After the judging the exhibition hall was opened to the public. The number of people attending the show exceeded all expectations. In addition to the truss show the hall contained a number of other exhibits and several clinics where the neophyte grower could secure the advice of the several experts on how to properly care for his plants. In addition, the chapter gained many new members at the show.
In the afternoon, Louis Cook took up the auctioneer's gavel and the rhododendron auction was under way. In just a short time hundreds of plants were placed on the block and sold "all over the place" to many satisfied buyers. In short, the whole day was a tremendous success. Plans are already being drawn to make the 1974 show bigger and better yet.
TO OUR NEW MEMBERS
This issue of The Rosebay finds its way to several new members as well as to many people who expressed an interest in joining the Society while at the show. To our new members we bid welcome and to the others a sincere invitation to join us.
Mr. & Mrs. Richard A. Budka
3 North Street
Reading, Mass. 01867
Mr. & Mrs. John C. Kepper
Salisbury, N.H. 03268
Mr. & Mrs. Edwin Cahill
175 Williams Ave.
Milton, Mass. 02186
Mr. & Mrs. Fred MacDonald
457 High St.
Hanson, Mass. 02341
Mr. Gustaf H. Carlson
4 Heath St.
Westboro, Mass. 01581
Mr. & Mrs. Charles Phillips
25 Waterhouse Rd.
Bourne, Mass. 02532
Mr. & Mrs. Stephen M. Tipton
22 Farm Rd.
Sherborn, Mass. 01770
AN APPEAL FOR HELP
The editors of The Rosebay overshot the deadline for this issue for a very simple reason: we had precious little material to print. If this newsletter is to succeed as a quarterly, It must depend heavily on the contributions of its membership for informative feature articles, book reviews, almost anything. We have a number of articles available for reprint but have hesitated in using them so far because we feel there is enough expertise within our own ranks that should be our prime source of supply. Remember, it's your newsletter.
No. Copies Price Tax Total
RHODODENDRONS $ 5.00
Fundamentals of Rhod. & Azalea Culture .50
Azaleas (N.Y.Chapter) .50
Rhododendrons (N.Y.Chapter) .50
Rhododendrons & Their Relatives
(Brooklyn Botanic Garden Vol. 27, No. 2) 1.50 e05
THE ROTHSCHILD RHODODENDRONS
(Barber & Phillips) 33.00 .99
RHODODENDRONS & AZALEAS (Sunset Book) 1.95 .06
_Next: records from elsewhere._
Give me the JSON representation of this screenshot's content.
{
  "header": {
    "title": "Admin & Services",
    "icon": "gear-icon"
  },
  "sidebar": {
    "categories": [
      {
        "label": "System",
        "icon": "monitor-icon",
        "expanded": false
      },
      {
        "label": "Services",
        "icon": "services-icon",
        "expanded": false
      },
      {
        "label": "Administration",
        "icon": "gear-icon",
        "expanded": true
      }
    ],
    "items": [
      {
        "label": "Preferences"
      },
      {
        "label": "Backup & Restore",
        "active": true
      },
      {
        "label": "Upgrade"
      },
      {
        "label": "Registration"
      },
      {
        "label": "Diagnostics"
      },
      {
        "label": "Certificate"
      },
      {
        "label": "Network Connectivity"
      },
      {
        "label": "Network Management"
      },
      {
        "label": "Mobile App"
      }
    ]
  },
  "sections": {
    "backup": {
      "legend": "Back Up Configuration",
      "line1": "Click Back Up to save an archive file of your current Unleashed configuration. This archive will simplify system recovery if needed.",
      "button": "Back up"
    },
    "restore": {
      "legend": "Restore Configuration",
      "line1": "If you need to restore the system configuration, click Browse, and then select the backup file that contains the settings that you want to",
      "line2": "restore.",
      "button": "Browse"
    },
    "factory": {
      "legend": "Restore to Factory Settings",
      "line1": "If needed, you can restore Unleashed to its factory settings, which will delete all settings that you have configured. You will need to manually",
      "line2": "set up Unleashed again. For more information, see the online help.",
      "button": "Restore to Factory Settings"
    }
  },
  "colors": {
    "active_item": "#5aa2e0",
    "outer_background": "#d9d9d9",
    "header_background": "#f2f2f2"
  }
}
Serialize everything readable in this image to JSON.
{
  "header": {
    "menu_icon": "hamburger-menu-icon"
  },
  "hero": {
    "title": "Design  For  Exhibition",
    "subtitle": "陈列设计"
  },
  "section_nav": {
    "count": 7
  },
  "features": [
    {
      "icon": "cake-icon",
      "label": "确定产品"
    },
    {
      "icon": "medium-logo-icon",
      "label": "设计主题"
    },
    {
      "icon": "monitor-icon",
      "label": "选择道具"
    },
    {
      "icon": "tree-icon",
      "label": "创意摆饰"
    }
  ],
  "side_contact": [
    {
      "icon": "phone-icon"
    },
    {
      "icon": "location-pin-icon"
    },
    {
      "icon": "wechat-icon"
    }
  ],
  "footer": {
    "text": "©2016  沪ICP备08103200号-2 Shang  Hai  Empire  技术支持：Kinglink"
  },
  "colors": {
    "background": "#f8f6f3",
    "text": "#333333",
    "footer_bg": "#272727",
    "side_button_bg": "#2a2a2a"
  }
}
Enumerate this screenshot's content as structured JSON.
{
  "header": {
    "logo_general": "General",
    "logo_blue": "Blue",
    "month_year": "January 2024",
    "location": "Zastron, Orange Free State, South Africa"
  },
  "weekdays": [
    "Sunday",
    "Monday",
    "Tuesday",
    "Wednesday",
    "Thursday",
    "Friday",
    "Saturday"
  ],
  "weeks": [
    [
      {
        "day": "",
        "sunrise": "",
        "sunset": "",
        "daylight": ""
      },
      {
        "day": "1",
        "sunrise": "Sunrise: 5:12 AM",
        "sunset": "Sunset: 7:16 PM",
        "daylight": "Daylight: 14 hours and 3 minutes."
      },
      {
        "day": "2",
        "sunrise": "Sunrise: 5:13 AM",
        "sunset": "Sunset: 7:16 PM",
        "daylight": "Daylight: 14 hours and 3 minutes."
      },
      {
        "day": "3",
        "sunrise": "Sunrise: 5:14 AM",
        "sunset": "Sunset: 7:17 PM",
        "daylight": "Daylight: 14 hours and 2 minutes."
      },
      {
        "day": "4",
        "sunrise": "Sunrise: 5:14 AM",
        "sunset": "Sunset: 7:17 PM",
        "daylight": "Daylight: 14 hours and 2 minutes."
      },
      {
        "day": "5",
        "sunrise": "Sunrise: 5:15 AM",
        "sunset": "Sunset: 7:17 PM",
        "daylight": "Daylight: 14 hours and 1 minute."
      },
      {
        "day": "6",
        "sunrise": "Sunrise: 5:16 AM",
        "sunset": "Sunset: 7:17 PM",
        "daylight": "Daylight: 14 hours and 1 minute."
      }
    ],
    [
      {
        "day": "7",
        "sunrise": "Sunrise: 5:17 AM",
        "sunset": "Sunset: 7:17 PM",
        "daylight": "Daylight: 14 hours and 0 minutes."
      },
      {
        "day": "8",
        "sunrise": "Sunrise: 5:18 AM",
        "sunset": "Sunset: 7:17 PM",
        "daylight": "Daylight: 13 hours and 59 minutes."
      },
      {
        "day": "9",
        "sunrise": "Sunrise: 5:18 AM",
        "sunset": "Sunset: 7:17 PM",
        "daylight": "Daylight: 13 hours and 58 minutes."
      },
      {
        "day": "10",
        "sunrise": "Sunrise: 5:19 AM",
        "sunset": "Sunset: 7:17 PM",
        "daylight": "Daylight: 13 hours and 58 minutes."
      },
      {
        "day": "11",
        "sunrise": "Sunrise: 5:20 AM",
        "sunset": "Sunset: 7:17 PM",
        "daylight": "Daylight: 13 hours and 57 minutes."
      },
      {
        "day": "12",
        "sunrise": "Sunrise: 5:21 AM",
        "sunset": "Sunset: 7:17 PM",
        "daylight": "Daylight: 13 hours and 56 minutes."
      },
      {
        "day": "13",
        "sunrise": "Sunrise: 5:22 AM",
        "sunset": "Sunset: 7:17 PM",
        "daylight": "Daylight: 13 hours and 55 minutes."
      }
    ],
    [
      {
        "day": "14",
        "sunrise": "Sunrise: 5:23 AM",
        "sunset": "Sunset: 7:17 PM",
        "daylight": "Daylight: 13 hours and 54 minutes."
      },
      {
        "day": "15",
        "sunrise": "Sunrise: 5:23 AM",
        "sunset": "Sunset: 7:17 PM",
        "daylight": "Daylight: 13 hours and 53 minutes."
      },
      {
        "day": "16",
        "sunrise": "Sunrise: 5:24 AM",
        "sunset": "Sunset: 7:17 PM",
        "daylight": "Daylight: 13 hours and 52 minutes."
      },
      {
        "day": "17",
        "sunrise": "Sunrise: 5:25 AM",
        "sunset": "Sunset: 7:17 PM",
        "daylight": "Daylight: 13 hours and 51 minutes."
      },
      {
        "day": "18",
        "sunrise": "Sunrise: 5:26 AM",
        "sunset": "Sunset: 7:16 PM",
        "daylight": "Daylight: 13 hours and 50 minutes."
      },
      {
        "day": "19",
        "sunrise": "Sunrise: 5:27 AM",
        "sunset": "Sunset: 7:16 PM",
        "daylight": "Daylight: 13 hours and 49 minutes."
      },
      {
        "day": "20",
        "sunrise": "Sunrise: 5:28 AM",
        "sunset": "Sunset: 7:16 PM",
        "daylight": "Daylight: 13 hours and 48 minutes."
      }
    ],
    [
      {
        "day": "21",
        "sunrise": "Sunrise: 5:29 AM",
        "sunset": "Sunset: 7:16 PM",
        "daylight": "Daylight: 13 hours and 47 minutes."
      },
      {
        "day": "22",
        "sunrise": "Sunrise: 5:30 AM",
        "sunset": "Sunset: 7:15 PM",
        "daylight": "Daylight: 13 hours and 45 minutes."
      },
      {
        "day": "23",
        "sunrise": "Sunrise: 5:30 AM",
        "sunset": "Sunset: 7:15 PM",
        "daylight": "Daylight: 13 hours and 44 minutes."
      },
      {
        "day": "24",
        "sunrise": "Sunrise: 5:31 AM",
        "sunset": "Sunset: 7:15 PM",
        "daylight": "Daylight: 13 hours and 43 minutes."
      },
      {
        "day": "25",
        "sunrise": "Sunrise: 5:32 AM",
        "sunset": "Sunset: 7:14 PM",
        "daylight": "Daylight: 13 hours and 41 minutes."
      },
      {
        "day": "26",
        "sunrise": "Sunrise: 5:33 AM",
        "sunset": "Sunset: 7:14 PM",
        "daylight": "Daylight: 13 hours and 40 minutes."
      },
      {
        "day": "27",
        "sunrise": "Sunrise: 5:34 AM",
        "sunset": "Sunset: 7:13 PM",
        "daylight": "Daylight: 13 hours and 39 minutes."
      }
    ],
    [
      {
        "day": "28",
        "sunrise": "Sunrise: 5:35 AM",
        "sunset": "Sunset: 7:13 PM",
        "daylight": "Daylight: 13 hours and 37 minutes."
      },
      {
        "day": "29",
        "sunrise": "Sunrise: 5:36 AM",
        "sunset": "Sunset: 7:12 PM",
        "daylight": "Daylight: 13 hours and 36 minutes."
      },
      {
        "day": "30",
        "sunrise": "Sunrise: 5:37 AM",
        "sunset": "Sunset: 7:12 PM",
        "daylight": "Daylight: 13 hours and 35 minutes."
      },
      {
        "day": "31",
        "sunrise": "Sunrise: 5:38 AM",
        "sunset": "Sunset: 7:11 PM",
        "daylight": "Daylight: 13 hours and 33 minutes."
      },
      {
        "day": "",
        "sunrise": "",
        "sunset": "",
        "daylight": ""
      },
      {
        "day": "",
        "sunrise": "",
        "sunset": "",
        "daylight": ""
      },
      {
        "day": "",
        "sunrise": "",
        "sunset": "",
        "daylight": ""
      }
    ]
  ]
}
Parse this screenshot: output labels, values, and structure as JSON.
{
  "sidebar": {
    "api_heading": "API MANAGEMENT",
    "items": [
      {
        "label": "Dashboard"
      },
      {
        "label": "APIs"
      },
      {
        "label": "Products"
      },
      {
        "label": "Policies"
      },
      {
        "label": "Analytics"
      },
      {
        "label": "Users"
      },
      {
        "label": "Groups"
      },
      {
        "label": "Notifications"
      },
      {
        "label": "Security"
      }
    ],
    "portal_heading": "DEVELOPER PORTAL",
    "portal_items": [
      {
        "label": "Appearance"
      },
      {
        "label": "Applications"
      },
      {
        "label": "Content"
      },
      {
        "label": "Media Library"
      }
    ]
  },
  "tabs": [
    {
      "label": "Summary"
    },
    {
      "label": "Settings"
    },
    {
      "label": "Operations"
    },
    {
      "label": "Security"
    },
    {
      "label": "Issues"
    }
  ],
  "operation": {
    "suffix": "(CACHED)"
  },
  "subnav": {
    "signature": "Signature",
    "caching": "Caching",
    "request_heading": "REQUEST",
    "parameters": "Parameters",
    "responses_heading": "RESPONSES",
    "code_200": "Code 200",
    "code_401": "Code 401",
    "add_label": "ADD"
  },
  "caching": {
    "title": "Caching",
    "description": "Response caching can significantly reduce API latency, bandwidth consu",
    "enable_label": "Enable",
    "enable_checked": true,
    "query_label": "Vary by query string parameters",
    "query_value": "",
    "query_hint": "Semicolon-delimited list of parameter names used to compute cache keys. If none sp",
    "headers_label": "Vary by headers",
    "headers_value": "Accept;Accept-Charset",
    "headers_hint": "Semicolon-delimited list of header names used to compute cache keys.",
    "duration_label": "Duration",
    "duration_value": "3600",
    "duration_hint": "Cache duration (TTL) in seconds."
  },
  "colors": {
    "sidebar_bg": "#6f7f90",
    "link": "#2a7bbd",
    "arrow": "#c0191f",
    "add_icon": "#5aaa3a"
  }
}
RHODODENDRONS (Krussman) 6.50 .20
RHODODENDRONS OF THE WORLD (Leach) 22.00 .66
RHODODENDRONS IN AMERICA (VanVeen) 15.00 .45
E.I. Dupont, Botaniste (Wilkinson) paper 3.95 .12
cloth. 7.95 .24